Healthy weight loss, however, is a completely different ballgame. You can not lose 10 or 15 pounds in a week in a healthy manner – period! If your goal is losing weight permanently you definitely want to forget about fast. Why? When you lose more than 1 to 2 pounds per week you risk losing muscle mass instead of just fat. You want to shed excess fat, not whither your body away. Retaining muscle is vital in that it burns calories. So if you lose muscle you lose some of your calorie-burning ability.
Know that by burning approximately 3500 calories causes a 1 pound reduction in weight. So in order to lose 1 pound in a week you will need to reduce your daily caloric intake by (3500 calories divided by 7 days) or 500 calories a day. Alternatively, you could expend an additional 500 calories a day through exercise or a combination of calorie restriction and exercise (best results). Whichever route you choose, you are creating what we call a calorie deficit. At a healthy weight loss rate this deficit should be no more than 1000 calories a day.
Later in the site we discuss more in depth how to calculate your maintenance calories as well as how to reference your BMI or Body Mass Index to determine how much overall weight you should try to lose.
Do diet pills work?
Actually, most diet products do exactly what they are advertised to do – help you lose weight. They suppress your appetite or trick your brain in some way to make you feel fuller and eat less, therefore allowing you to create a calorie deficit. The problem with most diet products, however, is that they address ONLY your appetite. They generally don’t address your metabolism, your energy level, mood or any other variable, whether physical or mental, which may be necessary for your success at long-term weight loss.

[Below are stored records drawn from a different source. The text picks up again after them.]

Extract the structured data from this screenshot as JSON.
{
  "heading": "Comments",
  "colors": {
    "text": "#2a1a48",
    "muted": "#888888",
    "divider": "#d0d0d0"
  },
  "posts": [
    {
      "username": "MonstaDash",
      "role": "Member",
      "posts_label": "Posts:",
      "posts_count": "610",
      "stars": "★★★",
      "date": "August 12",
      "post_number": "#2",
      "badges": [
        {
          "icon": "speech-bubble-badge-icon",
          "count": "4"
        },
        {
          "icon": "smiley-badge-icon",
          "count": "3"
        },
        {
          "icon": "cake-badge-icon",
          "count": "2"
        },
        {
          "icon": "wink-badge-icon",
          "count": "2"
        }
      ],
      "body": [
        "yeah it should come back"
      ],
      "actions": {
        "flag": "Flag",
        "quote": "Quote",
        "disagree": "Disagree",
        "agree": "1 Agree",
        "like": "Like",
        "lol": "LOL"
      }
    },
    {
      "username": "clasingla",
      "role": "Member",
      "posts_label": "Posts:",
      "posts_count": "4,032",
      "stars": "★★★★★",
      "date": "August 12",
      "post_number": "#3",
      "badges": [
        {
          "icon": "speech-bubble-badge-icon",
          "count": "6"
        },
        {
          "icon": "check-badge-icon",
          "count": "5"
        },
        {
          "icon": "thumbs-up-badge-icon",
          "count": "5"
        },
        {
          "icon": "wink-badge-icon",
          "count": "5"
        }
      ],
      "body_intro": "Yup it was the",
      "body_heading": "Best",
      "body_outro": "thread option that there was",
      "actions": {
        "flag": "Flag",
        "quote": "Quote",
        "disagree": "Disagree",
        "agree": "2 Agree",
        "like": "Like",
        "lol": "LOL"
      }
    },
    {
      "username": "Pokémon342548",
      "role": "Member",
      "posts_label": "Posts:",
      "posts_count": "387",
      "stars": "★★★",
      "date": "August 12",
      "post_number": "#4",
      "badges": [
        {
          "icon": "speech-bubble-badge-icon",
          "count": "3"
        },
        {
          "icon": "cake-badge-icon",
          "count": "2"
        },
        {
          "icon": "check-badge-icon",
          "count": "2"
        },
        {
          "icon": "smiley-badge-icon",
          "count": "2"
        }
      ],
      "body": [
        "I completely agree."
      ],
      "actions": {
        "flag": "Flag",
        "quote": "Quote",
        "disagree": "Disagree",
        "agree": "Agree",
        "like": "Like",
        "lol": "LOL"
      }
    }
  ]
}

Diet pills can help with portion control but they won’t help with educating you about smart food choices. So think of a diet pill as a temporary tool – not a permanent solution.
If you choose to use a diet product I highly recommend the Vfinity line of products. These products definitely make dieting a much less painfull process. They are formulated with natural ingredients and also allow you to get the nutrition you need while cutting calories.
Are there any good diets?
Don’t get the wrong idea about diets or weight loss programs. A lot are designed with sensibly limiting calories without being concerned with cutting out a particular food group or preaching high protein – low carbs or what have you. Some can still work for you and help you do the calorie math. However, as you reach your weight loss goals it would be beneficial for you to educate yourself with foods, portions, and calories so that you can choose what and how much to eat wherever you might be. A good reference for calories in foods can be found at the U.S. Department of Agriculture’s SuperTracker Food-A-Pedia.
Even though dieting is a 40 billion dollar plus industry, there is only one path to true, healthy, sustained weight loss. Following the principles of the Academy of Nutrition and Dietetics and the American Heart Association, this site advocates losing weight in a safe and healthy manner understanding that weight is controlled by calories in – calories expended, that it shouldn’t happen overnight (one to two pounds per week is healthy), and the fact that permanent weight loss includes a lifestyle which incorporates smart food choices combined with exercise.